(Record set begins)

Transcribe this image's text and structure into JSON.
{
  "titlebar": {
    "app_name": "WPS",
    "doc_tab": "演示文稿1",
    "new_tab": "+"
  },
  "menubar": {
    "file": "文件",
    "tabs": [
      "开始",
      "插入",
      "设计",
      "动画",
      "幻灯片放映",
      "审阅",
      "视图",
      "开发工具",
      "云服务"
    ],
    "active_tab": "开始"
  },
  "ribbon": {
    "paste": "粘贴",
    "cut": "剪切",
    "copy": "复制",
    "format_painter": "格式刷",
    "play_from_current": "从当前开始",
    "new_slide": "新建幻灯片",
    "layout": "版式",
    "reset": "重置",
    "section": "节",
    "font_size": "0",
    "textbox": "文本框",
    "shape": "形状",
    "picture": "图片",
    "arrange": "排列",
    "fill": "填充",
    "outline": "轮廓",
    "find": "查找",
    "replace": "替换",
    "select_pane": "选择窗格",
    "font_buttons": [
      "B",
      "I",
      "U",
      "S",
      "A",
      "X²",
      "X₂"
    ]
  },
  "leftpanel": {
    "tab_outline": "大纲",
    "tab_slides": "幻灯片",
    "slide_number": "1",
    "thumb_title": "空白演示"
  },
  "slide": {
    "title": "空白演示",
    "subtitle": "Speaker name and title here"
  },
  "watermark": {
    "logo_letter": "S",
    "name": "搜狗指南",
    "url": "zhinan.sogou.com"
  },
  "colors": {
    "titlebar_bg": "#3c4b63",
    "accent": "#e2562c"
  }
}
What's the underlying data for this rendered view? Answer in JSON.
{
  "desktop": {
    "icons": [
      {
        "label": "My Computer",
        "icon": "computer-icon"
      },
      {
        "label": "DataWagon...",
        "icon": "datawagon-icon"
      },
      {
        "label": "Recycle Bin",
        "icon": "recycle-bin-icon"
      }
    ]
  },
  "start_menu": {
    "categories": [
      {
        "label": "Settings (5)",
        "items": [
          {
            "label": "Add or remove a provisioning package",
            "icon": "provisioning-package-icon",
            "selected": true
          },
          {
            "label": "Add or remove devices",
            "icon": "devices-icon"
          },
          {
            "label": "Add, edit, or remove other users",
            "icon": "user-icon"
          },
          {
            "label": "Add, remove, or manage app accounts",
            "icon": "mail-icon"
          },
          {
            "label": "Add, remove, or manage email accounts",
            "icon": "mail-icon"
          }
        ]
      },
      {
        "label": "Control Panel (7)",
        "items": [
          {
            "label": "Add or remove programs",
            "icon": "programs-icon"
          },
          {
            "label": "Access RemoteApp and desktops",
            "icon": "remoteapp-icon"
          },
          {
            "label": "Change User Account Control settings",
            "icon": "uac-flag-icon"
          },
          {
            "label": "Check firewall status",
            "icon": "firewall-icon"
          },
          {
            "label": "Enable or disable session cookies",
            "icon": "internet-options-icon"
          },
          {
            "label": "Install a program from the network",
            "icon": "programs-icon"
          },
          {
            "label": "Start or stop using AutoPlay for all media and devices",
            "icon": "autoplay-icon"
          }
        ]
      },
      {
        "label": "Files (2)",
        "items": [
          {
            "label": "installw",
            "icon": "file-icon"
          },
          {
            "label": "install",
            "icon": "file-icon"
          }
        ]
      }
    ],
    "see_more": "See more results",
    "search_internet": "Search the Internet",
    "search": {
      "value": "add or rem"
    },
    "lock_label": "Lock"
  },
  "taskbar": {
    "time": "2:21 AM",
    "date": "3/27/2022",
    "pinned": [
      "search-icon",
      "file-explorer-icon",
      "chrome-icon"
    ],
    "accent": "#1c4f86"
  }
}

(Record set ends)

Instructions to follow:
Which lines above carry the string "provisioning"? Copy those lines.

Exercise result:
            "label": "Add or remove a provisioning package",
            "icon": "provisioning-package-icon",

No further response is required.